    Patent Linkages. Patent linkage refers to the attachment of regulatory approval for the marketing of a drug with the status of a patent. (27) If a patent exists, the U.S. Food and Drug Administration (FDA) and its counterparts in other countries may only grant marketing approval for a generic drug that is patented in the country with the permission of the patent holder. (28) Patent linkage is a common provision in U.S. FTAs. (29) Patent linkage is considered to be TRIPS-plus because under TRIPS generic drug manufacturers are able to apply for marketing approval without the patent owner's permission and prior to the expiration of the patent, thereby reducing the time it takes for the generic drugs to enter the marketplace once the patent expires. (30)

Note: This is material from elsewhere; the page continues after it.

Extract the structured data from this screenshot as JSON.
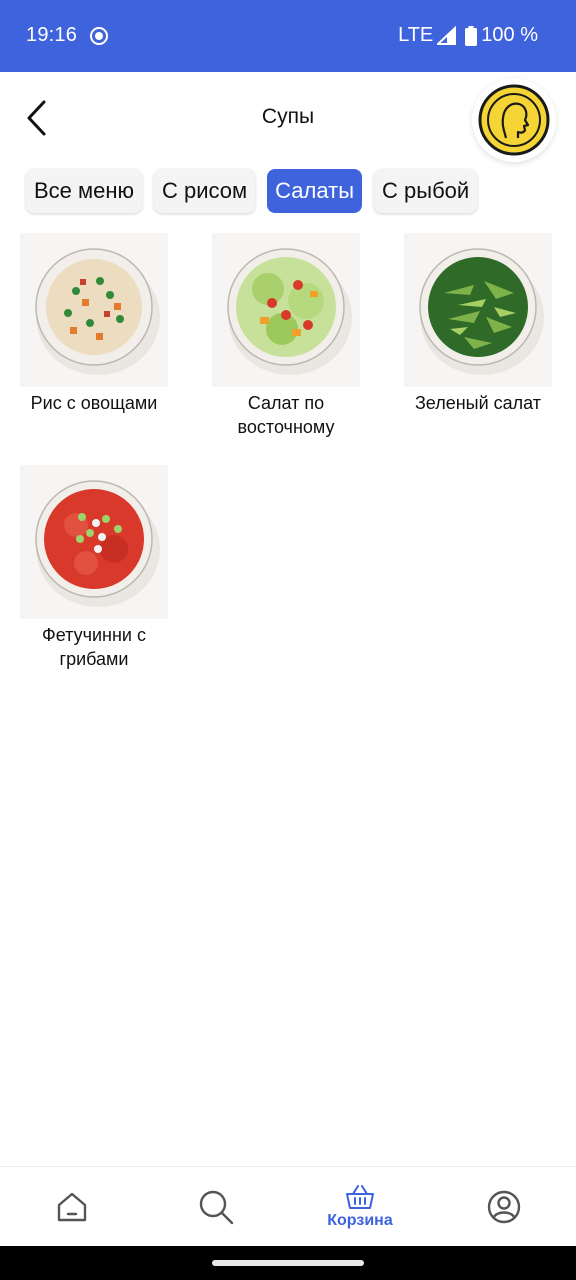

    Data Protection. To bring a patented drug to market, a pharmaceutical company must demonstrate through costly clinical trials that the drug is both safe and effective. (31) In cases where the patent holders must submit undisclosed data regarding the safety or effectiveness of these drugs in order to market them, TRIPS requires WTO members to take measures to protect such data from disclosure and unfair commercial use; TRIPS does not prescribe any specific time period for this protection. (32) However, recent U.S. FTAs generally require a five-year period of marketing exclusivity for the patent holder, which typically begins from the date the product is approved in the country. (33) Under this TRIPS-plus provision, generic drug manufacturers wanting to market and distribute their drug while the data exclusivity period is in effect must conduct their own clinical trials and submit their own findings to the national drug regulatory authority (they cannot rely on the findings submitted by the patent holder). (34) Increased data protection/exclusivity, therefore, raises the cost of manufacturing generic drugs and delays...

To continue reading

Request your trial